- [Problem to solve]:
Every entry should be returned exactly. Omit none of them.

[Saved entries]
= = = =

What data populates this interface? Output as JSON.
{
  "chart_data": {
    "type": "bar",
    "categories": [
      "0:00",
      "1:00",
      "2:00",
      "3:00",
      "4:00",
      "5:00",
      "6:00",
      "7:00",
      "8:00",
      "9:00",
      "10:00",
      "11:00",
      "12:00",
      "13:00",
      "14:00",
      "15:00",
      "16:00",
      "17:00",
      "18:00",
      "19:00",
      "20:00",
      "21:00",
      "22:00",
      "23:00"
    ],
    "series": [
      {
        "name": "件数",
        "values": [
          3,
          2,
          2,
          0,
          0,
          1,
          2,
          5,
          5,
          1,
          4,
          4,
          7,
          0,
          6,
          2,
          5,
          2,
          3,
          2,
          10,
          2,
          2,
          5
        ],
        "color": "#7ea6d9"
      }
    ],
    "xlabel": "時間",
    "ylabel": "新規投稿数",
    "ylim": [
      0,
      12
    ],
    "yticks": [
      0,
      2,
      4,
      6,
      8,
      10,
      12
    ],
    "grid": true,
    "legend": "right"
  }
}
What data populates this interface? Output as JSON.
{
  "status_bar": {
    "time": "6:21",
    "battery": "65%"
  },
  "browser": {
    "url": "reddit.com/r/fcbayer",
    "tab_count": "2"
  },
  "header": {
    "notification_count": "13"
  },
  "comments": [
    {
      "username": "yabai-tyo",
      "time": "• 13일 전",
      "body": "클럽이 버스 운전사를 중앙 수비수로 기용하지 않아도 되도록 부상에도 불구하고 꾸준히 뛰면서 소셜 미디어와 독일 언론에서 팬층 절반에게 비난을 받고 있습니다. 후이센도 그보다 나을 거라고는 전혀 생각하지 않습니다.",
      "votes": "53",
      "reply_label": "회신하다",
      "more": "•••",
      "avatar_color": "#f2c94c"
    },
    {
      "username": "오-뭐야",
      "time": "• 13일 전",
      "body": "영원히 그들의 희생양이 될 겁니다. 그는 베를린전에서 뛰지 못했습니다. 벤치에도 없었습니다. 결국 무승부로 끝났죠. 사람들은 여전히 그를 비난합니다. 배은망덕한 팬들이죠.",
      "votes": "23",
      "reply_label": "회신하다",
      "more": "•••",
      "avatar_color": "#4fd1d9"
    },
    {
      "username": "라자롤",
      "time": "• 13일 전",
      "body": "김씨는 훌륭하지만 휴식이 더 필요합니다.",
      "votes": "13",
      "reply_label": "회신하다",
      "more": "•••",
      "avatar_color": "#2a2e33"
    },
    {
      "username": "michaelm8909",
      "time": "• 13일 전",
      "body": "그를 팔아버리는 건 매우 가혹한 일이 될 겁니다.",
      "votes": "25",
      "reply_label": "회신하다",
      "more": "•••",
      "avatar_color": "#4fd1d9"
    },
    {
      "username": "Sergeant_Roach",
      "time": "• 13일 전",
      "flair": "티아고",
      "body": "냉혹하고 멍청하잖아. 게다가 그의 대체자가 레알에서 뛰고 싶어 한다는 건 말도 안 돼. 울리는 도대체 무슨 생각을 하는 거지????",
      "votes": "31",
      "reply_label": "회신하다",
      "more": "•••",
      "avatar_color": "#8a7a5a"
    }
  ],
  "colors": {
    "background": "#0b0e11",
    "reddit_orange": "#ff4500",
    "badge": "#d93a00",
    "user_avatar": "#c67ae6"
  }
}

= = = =

- [Task solution]:
What data populates this interface? Output as JSON.
{
  "chart_data": {
    "type": "bar",
    "categories": [
      "0:00",
      "1:00",
      "2:00",
      "3:00",
      "4:00",
      "5:00",
      "6:00",
      "7:00",
      "8:00",
      "9:00",
      "10:00",
      "11:00",
      "12:00",
      "13:00",
      "14:00",
      "15:00",
      "16:00",
      "17:00",
      "18:00",
      "19:00",
      "20:00",
      "21:00",
      "22:00",
      "23:00"
    ],
    "series": [
      {
        "name": "件数",
        "values": [
          3,
          2,
          2,
          0,
          0,
          1,
          2,
          5,
          5,
          1,
          4,
          4,
          7,
          0,
          6,
          2,
          5,
          2,
          3,
          2,
          10,
          2,
          2,
          5
        ],
        "color": "#7ea6d9"
      }
    ],
    "xlabel": "時間",
    "ylabel": "新規投稿数",
    "ylim": [
      0,
      12
    ],
    "yticks": [
      0,
      2,
      4,
      6,
      8,
      10,
      12
    ],
    "grid": true,
    "legend": "right"
  }
}
What data populates this interface? Output as JSON.
{
  "status_bar": {
    "time": "6:21",
    "battery": "65%"
  },
  "browser": {
    "url": "reddit.com/r/fcbayer",
    "tab_count": "2"
  },
  "header": {
    "notification_count": "13"
  },
  "comments": [
    {
      "username": "yabai-tyo",
      "time": "• 13일 전",
      "body": "클럽이 버스 운전사를 중앙 수비수로 기용하지 않아도 되도록 부상에도 불구하고 꾸준히 뛰면서 소셜 미디어와 독일 언론에서 팬층 절반에게 비난을 받고 있습니다. 후이센도 그보다 나을 거라고는 전혀 생각하지 않습니다.",
      "votes": "53",
      "reply_label": "회신하다",
      "more": "•••",
      "avatar_color": "#f2c94c"
    },
    {
      "username": "오-뭐야",
      "time": "• 13일 전",
      "body": "영원히 그들의 희생양이 될 겁니다. 그는 베를린전에서 뛰지 못했습니다. 벤치에도 없었습니다. 결국 무승부로 끝났죠. 사람들은 여전히 그를 비난합니다. 배은망덕한 팬들이죠.",
      "votes": "23",
      "reply_label": "회신하다",
      "more": "•••",
      "avatar_color": "#4fd1d9"
    },
    {
      "username": "라자롤",
      "time": "• 13일 전",
      "body": "김씨는 훌륭하지만 휴식이 더 필요합니다.",
      "votes": "13",
      "reply_label": "회신하다",
      "more": "•••",
      "avatar_color": "#2a2e33"
    },
    {
      "username": "michaelm8909",
      "time": "• 13일 전",
      "body": "그를 팔아버리는 건 매우 가혹한 일이 될 겁니다.",
      "votes": "25",
      "reply_label": "회신하다",
      "more": "•••",
      "avatar_color": "#4fd1d9"
    },
    {
      "username": "Sergeant_Roach",
      "time": "• 13일 전",
      "flair": "티아고",
      "body": "냉혹하고 멍청하잖아. 게다가 그의 대체자가 레알에서 뛰고 싶어 한다는 건 말도 안 돼. 울리는 도대체 무슨 생각을 하는 거지????",
      "votes": "31",
      "reply_label": "회신하다",
      "more": "•••",
      "avatar_color": "#8a7a5a"
    }
  ],
  "colors": {
    "background": "#0b0e11",
    "reddit_orange": "#ff4500",
    "badge": "#d93a00",
    "user_avatar": "#c67ae6"
  }
}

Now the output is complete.